- The original homeowner defaults on the loan. If the original homeowner doesn’t pay the home’s mortgage, the property then enters pre-foreclosure. The borrower may try to get a short sale or give the house keys back before foreclosure. Ultimately, the lenders foreclose on the property, which kicks off a big legal process.
- The house goes into foreclosure. During a foreclosure sale, the home is put up for sale at an auction. If no buyer is found, the lenders become owners and managers of the property. Anyone who lives inside is evicted.
- Any homes that remain unsold become REO. Once no one purchases the property, the home becomes REO. Since maintaining the property is expensive and banks want these homes off the market, the price is slashed and offered to potential buyers as-is.
REO properties and real estate agents
In addition to listing REO properties on bank websites, REO specialists hire local real estate agents to promote the property online. If you’re looking for an REO home, check with your local agent to see if any properties fit this description. Several major sites, such as Zillow and Realtor.com, also have filters on their websites dedicated to REO properties.

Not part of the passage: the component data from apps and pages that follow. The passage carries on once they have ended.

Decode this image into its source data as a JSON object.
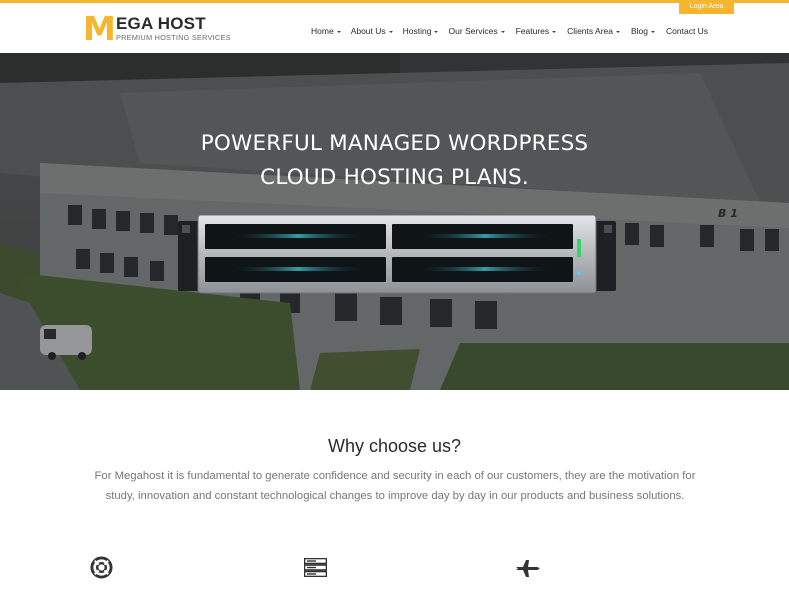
{
  "brand": {
    "logo_initial": "M",
    "logo_rest": "EGA",
    "logo_host": "HOST",
    "tagline": "PREMIUM HOSTING SERVICES",
    "accent_color": "#f5b52d"
  },
  "header": {
    "login_label": "Login Area"
  },
  "nav": {
    "items": [
      {
        "label": "Home",
        "has_dropdown": true
      },
      {
        "label": "About Us",
        "has_dropdown": true
      },
      {
        "label": "Hosting",
        "has_dropdown": true
      },
      {
        "label": "Our Services",
        "has_dropdown": true
      },
      {
        "label": "Features",
        "has_dropdown": true
      },
      {
        "label": "Clients Area",
        "has_dropdown": true
      },
      {
        "label": "Blog",
        "has_dropdown": true
      },
      {
        "label": "Contact Us",
        "has_dropdown": false
      }
    ]
  },
  "hero": {
    "title_line1": "POWERFUL MANAGED WORDPRESS",
    "title_line2": "CLOUD HOSTING PLANS.",
    "image": "aerial-datacenter-with-server"
  },
  "why": {
    "title": "Why choose us?",
    "text": "For Megahost it is fundamental to generate confidence and security in each of our customers, they are the motivation for study, innovation and constant technological changes to improve day by day in our products and business solutions."
  },
  "features": {
    "icons": [
      "lifebuoy-icon",
      "server-stack-icon",
      "jet-icon"
    ]
  }
}
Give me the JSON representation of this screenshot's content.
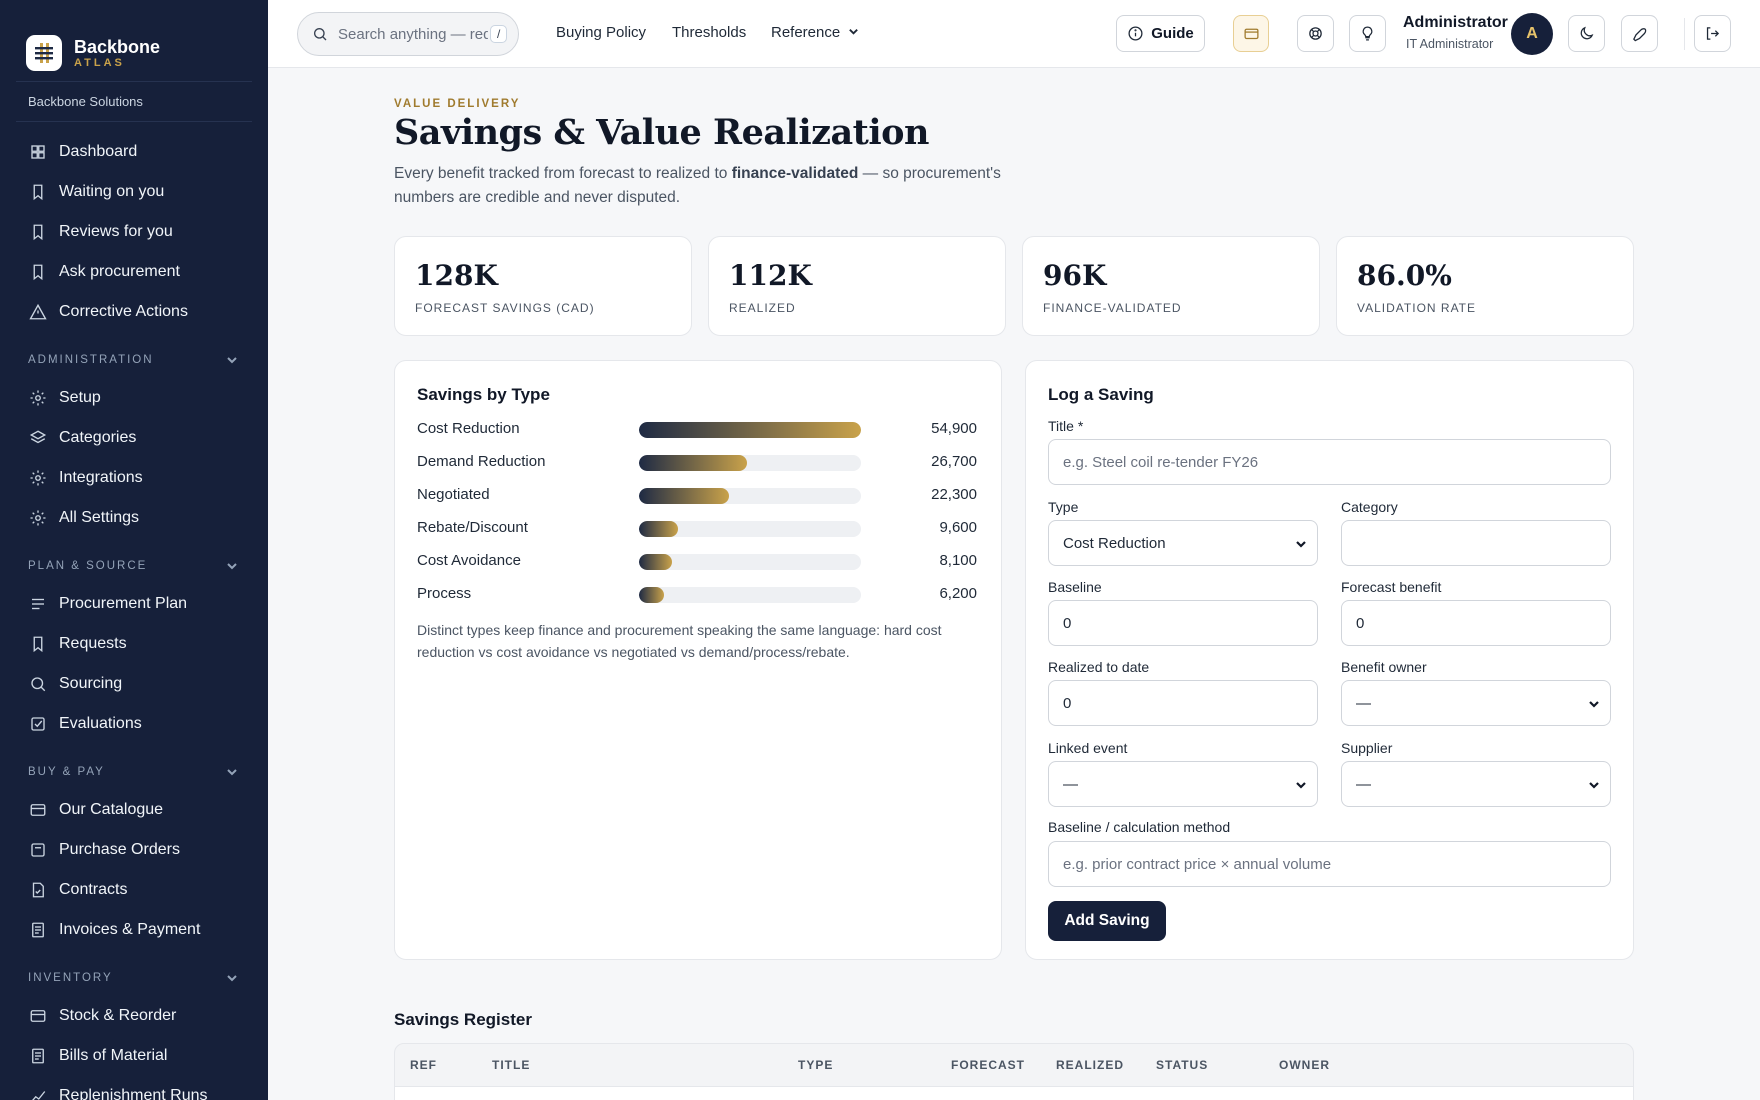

Once you find a property, contact the listing agent and ask for a buying agent reference.
What are the pros and cons of REO properties?
REO properties come with tons of perks that make them a good purchase. However, these properties can also be incredibly risky if you don’t know what you’re doing. Here’s why.
Here is a list of the benefits and drawbacks to consider.
- Significantly lower price compared to most homes
- Clear of taxes since the bank regained the property
- Not a tax foreclosure, so you don’t have to cover the tax bill
- Could get an even better price by negotiating with the banks
- Sold ‘as-is’ even if you get a home inspection
- May need expensive repairs, especially since uninhabited homes can become REO offerings
- For multifamily homes, the property may be occupied, known as “REO occupied”
- Tenants have the right to stay at the property, so legal action could be necessary
How can I buy an REO home as a real estate investment?
Do you want to fix and flip a home? Maybe fix it up and rent it out? REO properties are great for this. Here’s how you can do it.
- Get approved for a mortgage loan geared towards REO properties with repair costs. You can talk to a mortgage loan officer about this. We encourage you to read our home buying guide to better prepare for this process. If you want multiple properties, get a blanket mortgage.
- Search REO properties in the area you want. You can look at listing sites, bank websites, or ask an REO specialist what he or she recommends.
- Get an inspection of every home you tour. If you like a property enough to tour it, get an inspection. This allows you to estimate the property’s repairs and add that cost to your budget. This will help you determine if the investment is worthwhile.
- Buy the home. If you think the property is worth the money and repairs, get your funds and paperwork in order. Your real estate agent will help you out here.
- Start repairing, upgrading, and renting out your home. Of course, if you don’t want to rent out the home, you can always flip it. Multi-unit homes are excellent for families that want to live in one unit but earn an income by renting out the other.
- REO properties are foreclosed homes that never sold at an auction.
- Since they weren’t sold at auction, REO properties are the real estate “leftovers.”
- REO real estate will have no tax liens on them and are offered at a discount.
- Because the homes are sold as-is, always have a home inspection and repair estimate before you buy an REO property.
Find the Right Financing
Does an REO home sound like the deal for you? Before you start looking for homes, you need the right financing. To get started, we strongly suggest you read up on how to finance a house sold directly by a bank. After all, knowledge is power.
- How to Buy a House at Auction: A Step-by-Step Guide — SuperMoney
- The Ultimate Guide To Buying A New Home — SuperMoney
- Best Mortgage Lenders | February 2022 — SuperMoney
- HUD Homes (REO) — U.S. Department of Housing and Urban Development
- REO and Foreclosure Properties — USDA.gov
- Real Estate Owned (REO) — Federal Housing Finance Agency